§ **Problem**:
Only a number is expected here: the count of lines in the data that contain "title".
─── Records for this task ───
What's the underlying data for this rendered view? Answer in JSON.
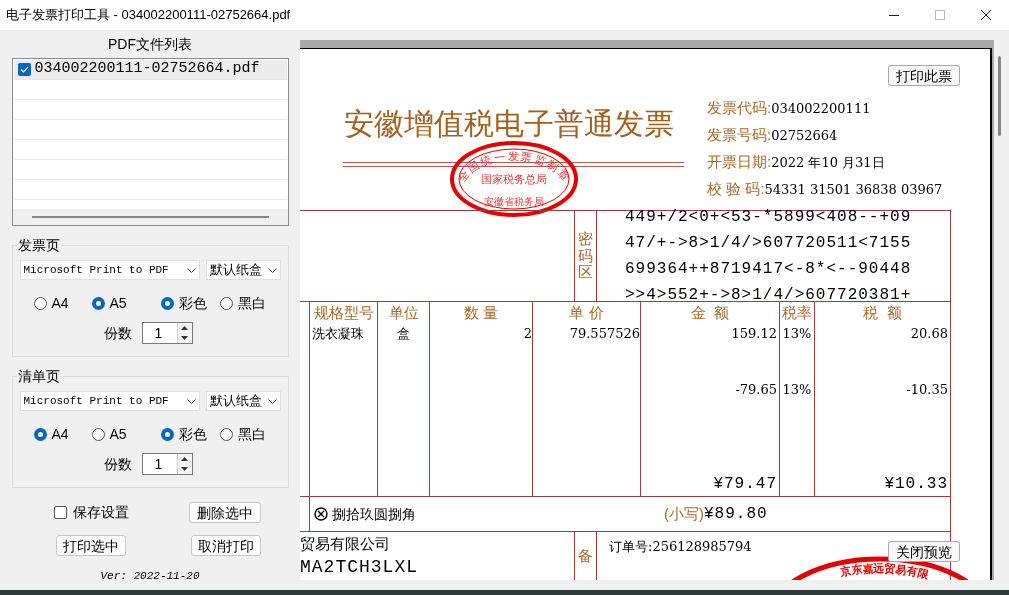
{
  "window": {
    "title": "电子发票打印工具  -  034002200111-02752664.pdf"
  },
  "file_list": {
    "title": "PDF文件列表",
    "items": [
      {
        "name": "034002200111-02752664.pdf",
        "checked": true,
        "selected": true
      }
    ]
  },
  "groups": [
    {
      "label": "发票页",
      "printer": "Microsoft Print to PDF",
      "tray": "默认纸盒",
      "paper": [
        {
          "label": "A4",
          "selected": false
        },
        {
          "label": "A5",
          "selected": true
        }
      ],
      "color_mode": [
        {
          "label": "彩色",
          "selected": true
        },
        {
          "label": "黑白",
          "selected": false
        }
      ],
      "copies_label": "份数",
      "copies": "1"
    },
    {
      "label": "清单页",
      "printer": "Microsoft Print to PDF",
      "tray": "默认纸盒",
      "paper": [
        {
          "label": "A4",
          "selected": true
        },
        {
          "label": "A5",
          "selected": false
        }
      ],
      "color_mode": [
        {
          "label": "彩色",
          "selected": true
        },
        {
          "label": "黑白",
          "selected": false
        }
      ],
      "copies_label": "份数",
      "copies": "1"
    }
  ],
  "save_settings": {
    "label": "保存设置",
    "checked": false
  },
  "buttons": {
    "delete": "删除选中",
    "print": "打印选中",
    "cancel": "取消打印"
  },
  "version": "Ver: 2022-11-20",
  "preview": {
    "print_button": "打印此票",
    "close_button": "关闭预览",
    "invoice": {
      "title": "安徽增值税电子普通发票",
      "seal": {
        "arc": "全国统一发票监制章",
        "middle": "国家税务总局",
        "bottom": "安徽省税务局"
      },
      "fields": [
        {
          "label": "发票代码:",
          "value": "034002200111"
        },
        {
          "label": "发票号码:",
          "value": "02752664"
        },
        {
          "label": "开票日期:",
          "value": " 2022 年10 月31日"
        },
        {
          "label": "校 验 码:",
          "value": "54331 31501 36838 03967"
        }
      ],
      "cipher_label": "密码区",
      "cipher_lines": [
        "449+/2<0+<53-*5899<408--+09",
        "47/+->8>1/4/>607720511<7155",
        "699364++8719417<-8*<--90448",
        ">>4>552+->8>1/4/>607720381+"
      ],
      "columns": [
        "规格型号",
        "单位",
        "数 量",
        "单 价",
        "金  额",
        "税率",
        "税  额"
      ],
      "rows": [
        {
          "spec": "洗衣凝珠",
          "unit": "盒",
          "qty": "2",
          "price": "79.557526",
          "amount": "159.12",
          "rate": "13%",
          "tax": "20.68"
        },
        {
          "amount": "-79.65",
          "rate": "13%",
          "tax": "-10.35"
        }
      ],
      "total_amount": "¥79.47",
      "total_tax": "¥10.33",
      "total_words": "捌拾玖圆捌角",
      "small_label": "(小写)",
      "total": "¥89.80",
      "seller_lines": [
        "贸易有限公司",
        "MA2TCH3LXL"
      ],
      "remarks_label": "备",
      "remark": "订单号:256128985794",
      "seller_seal": "京东嘉远贸易有限"
    }
  }
}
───
§ **Exercise output**:
3